  • Bachelor of Science in Real Estate: University of Pretoria

Diplomas: More affordable and shorter than a degree, diplomas usually have a practical and specialised focus. Some examples include:

  • Diploma in Real Estate: Cape Peninsula University of Technology
  • Advanced Diploma in Real Estate: University of Johannesburg

Certificates: These can be completed faster than diplomas and offer industry-specific skills. While they are good options at the start of a career, they can also help professionals keep skills updated to boost career prospects. A popular example includes:

  • FETC: Real Estate (NQF Level 4 and NQF Level 5): PropAcademy, Charter Academy, South African Property Academy, and Chartall Business College

In-house certification: Many real estate agencies have their own training initiatives and courses that help them provide key skills needed by their practitioners. Some examples include:

  • Rawson Training Academy
  • Century 21 University

“In-house training can be an acceptable option provided the facilitator is accredited and well-versed in the practice of real estate and its strenuous deliverables,” says Bam. “Personally, I feel private education providers do have an edge. They are still governed by certain rules, criteria, and ethics. They are required to cater to all individuals who apply and are typically on the ball with industry developments, hands-on, and supportive to make sure those that do commit reach their full potential.”

While Barnard says in-house training can be an option if the agency has been SETA accredited for the qualification, she also agrees that private is the way to go. “The PPRA will only allow a person presenting an official Sector Education and Training Authority (SETA) certificate (or exemption) to write the Professional Designation Examination (PDE). It is a requirement that accredited institutions have subject matter experts presenting the training and performing the assessments on a level higher than the qualification offered. 

“That means that facilitators/assessors/moderators for FETC: Real Estate NQF Level 4 must carry at least a Level 5 or higher qualification. Practitioners should rather pay the relevant fees, get quality education, and earn a valid professional qualification,” she says.

How to choose your real estate training

The most important part is to check whether the institution is SETA-accredited to offer the relevant qualification, says Barnard. Above this, she says look out for ways the institution provides a quality learning experience. “Checking whether the course is offered via e-learning, self-study, or classroom style is not as important as the ongoing support structures offered. If you have any questions, access to a knowledgeable facilitator/mentor is of paramount importance.”

Tyron Bam


Drawing from his personal experience, Bam says he checked his private education provider, iSiKolo, on social media. “I knew people would be honest and direct online so I sifted through discussions, reviews, and outcomes. My choice had a great website and team, but I was also impressed by how they took care of me as a person. Constant follow-ups, regular engagement, and clear guidance matters.”

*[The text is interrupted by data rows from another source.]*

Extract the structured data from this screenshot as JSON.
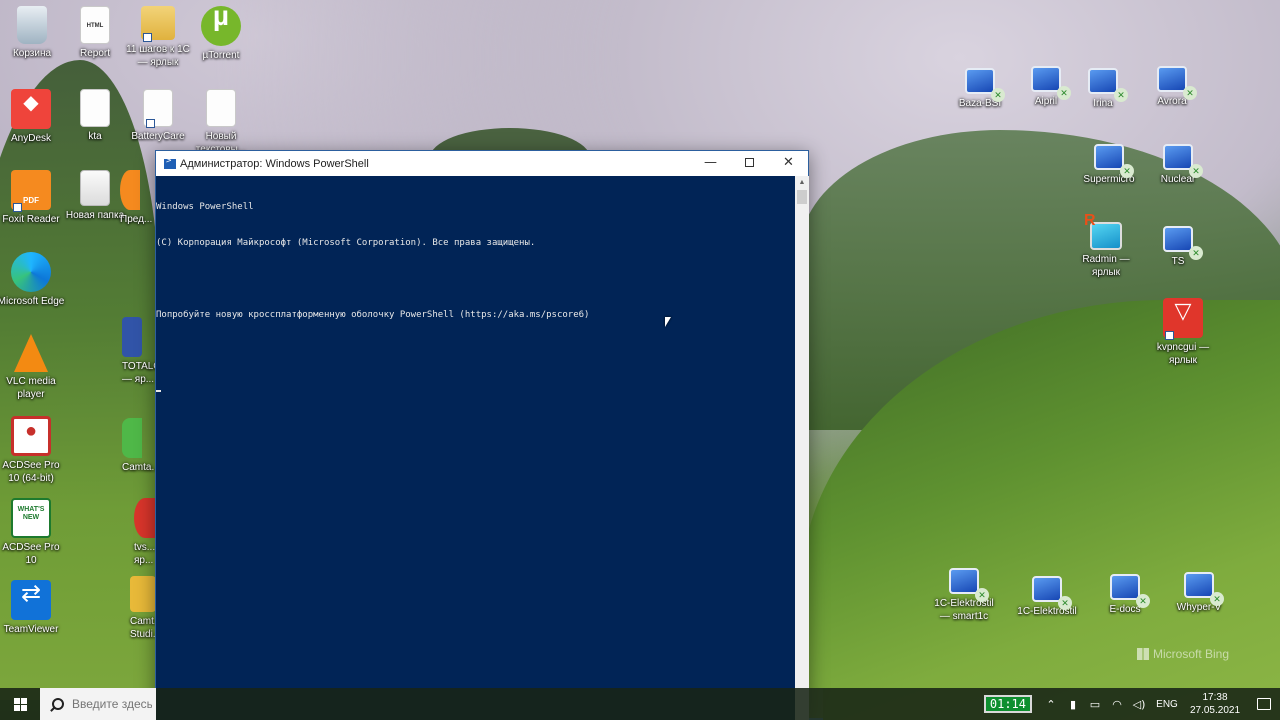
{
  "desktop": {
    "icons": [
      {
        "label": "Корзина",
        "icon": "recycle-bin-icon"
      },
      {
        "label": "Report",
        "icon": "html-file-icon"
      },
      {
        "label": "11 шагов к 1С — ярлык",
        "icon": "folder-icon"
      },
      {
        "label": "µTorrent",
        "icon": "utorrent-icon"
      },
      {
        "label": "AnyDesk",
        "icon": "anydesk-icon"
      },
      {
        "label": "kta",
        "icon": "text-file-icon"
      },
      {
        "label": "BatteryCare",
        "icon": "text-file-icon"
      },
      {
        "label": "Новый текстовы...",
        "icon": "text-file-icon"
      },
      {
        "label": "Foxit Reader",
        "icon": "foxit-reader-icon"
      },
      {
        "label": "Новая папка",
        "icon": "new-folder-icon"
      },
      {
        "label": "Пред...",
        "icon": "partial-icon"
      },
      {
        "label": "Microsoft Edge",
        "icon": "edge-icon"
      },
      {
        "label": "VLC media player",
        "icon": "vlc-icon"
      },
      {
        "label": "TOTALC... — яр...",
        "icon": "total-commander-icon"
      },
      {
        "label": "ACDSee Pro 10 (64-bit)",
        "icon": "acdsee-icon"
      },
      {
        "label": "Camta...",
        "icon": "camtasia-icon"
      },
      {
        "label": "ACDSee Pro 10",
        "icon": "acdsee-whats-new-icon"
      },
      {
        "label": "tvs... яр...",
        "icon": "tvs-icon"
      },
      {
        "label": "TeamViewer",
        "icon": "teamviewer-icon"
      },
      {
        "label": "Camt... Studi...",
        "icon": "camtasia-studio-icon"
      },
      {
        "label": "Baza-BSI",
        "icon": "remote-desktop-icon"
      },
      {
        "label": "Aipril",
        "icon": "remote-desktop-icon"
      },
      {
        "label": "Irina",
        "icon": "remote-desktop-icon"
      },
      {
        "label": "Avrora",
        "icon": "remote-desktop-icon"
      },
      {
        "label": "Supermicro",
        "icon": "remote-desktop-icon"
      },
      {
        "label": "Nuclear",
        "icon": "remote-desktop-icon"
      },
      {
        "label": "Radmin — ярлык",
        "icon": "radmin-icon"
      },
      {
        "label": "TS",
        "icon": "remote-desktop-icon"
      },
      {
        "label": "kvpncgui — ярлык",
        "icon": "kvpn-icon"
      },
      {
        "label": "1C-Elektrostil — smart1c",
        "icon": "remote-desktop-icon"
      },
      {
        "label": "1C-Elektrostil",
        "icon": "remote-desktop-icon"
      },
      {
        "label": "E-docs",
        "icon": "remote-desktop-icon"
      },
      {
        "label": "Whyper-V",
        "icon": "remote-desktop-icon"
      }
    ],
    "watermark": "Microsoft Bing"
  },
  "powershell": {
    "title": "Администратор: Windows PowerShell",
    "minimize_glyph": "—",
    "close_glyph": "✕",
    "lines": [
      "Windows PowerShell",
      "(C) Корпорация Майкрософт (Microsoft Corporation). Все права защищены.",
      "",
      "Попробуйте новую кроссплатформенную оболочку PowerShell (https://aka.ms/pscore6)",
      ""
    ],
    "colors": {
      "console_bg": "#012456",
      "console_fg": "#e8e8e8"
    }
  },
  "taskbar": {
    "search_placeholder": "Введите здесь",
    "timer": "01:14",
    "language": "ENG",
    "time": "17:38",
    "date": "27.05.2021",
    "tray_icons": [
      "chevron-up-icon",
      "microphone-icon",
      "battery-icon",
      "wifi-icon",
      "volume-icon"
    ]
  }
}
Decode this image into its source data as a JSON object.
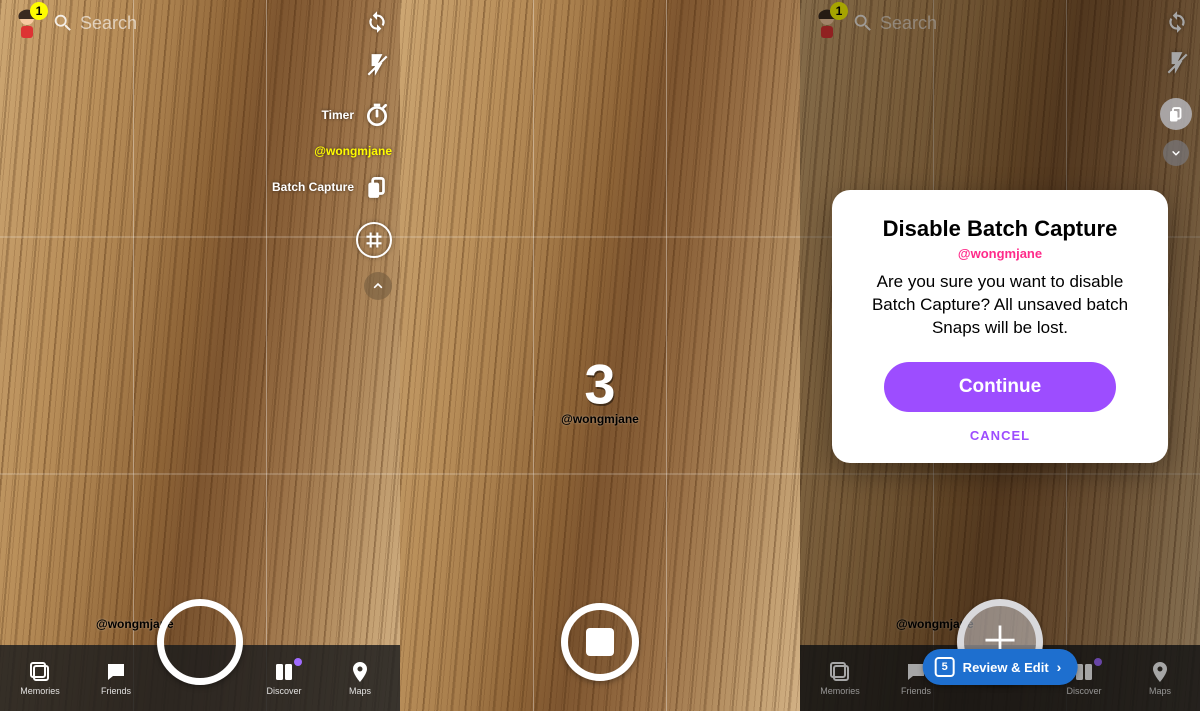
{
  "colors": {
    "accentYellow": "#FFFC00",
    "purple": "#9d4dff",
    "pink": "#ff2b8a",
    "bluePill": "#1e6fcf"
  },
  "user": {
    "handleWatermark": "@wongmjane",
    "badgeCount": "1"
  },
  "search": {
    "placeholder": "Search"
  },
  "panel1": {
    "tools": {
      "timerLabel": "Timer",
      "handle": "@wongmjane",
      "batchCaptureLabel": "Batch Capture"
    }
  },
  "panel2": {
    "countdownValue": "3",
    "handle": "@wongmjane"
  },
  "panel3": {
    "dialog": {
      "title": "Disable Batch Capture",
      "handle": "@wongmjane",
      "body": "Are you sure you want to disable Batch Capture? All unsaved batch Snaps will be lost.",
      "primary": "Continue",
      "cancel": "CANCEL"
    },
    "review": {
      "count": "5",
      "label": "Review & Edit"
    }
  },
  "nav": {
    "memories": "Memories",
    "friends": "Friends",
    "discover": "Discover",
    "maps": "Maps"
  }
}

Finish strong with these study tips

After choosing the perfect real estate training programme, it's time to hit the books (or screens). But navigating the curriculum and maximising your learning can feel challenging. Bam says putting in the time and grinding away will be worth the effort. “Be willing to learn from industry leaders and successful practitioners/mentors. Absorb as much as you can and take this opportunity seriously if this is your desire.”

“Get qualified as soon as possible as people turn to practitioners they trust and feel comfortable with. Being accredited goes a long way to making this happen,” he adds.

According to Barnard, becoming a lifelong learner is crucial in the fast-changing and competitive real estate industry. “Never stop learning. Always revisit your study material regularly and continue to upskill yourself. And if you haven’t, complete your PDE as soon as possible and enjoy being a full-status property professional in the full sense of the word.”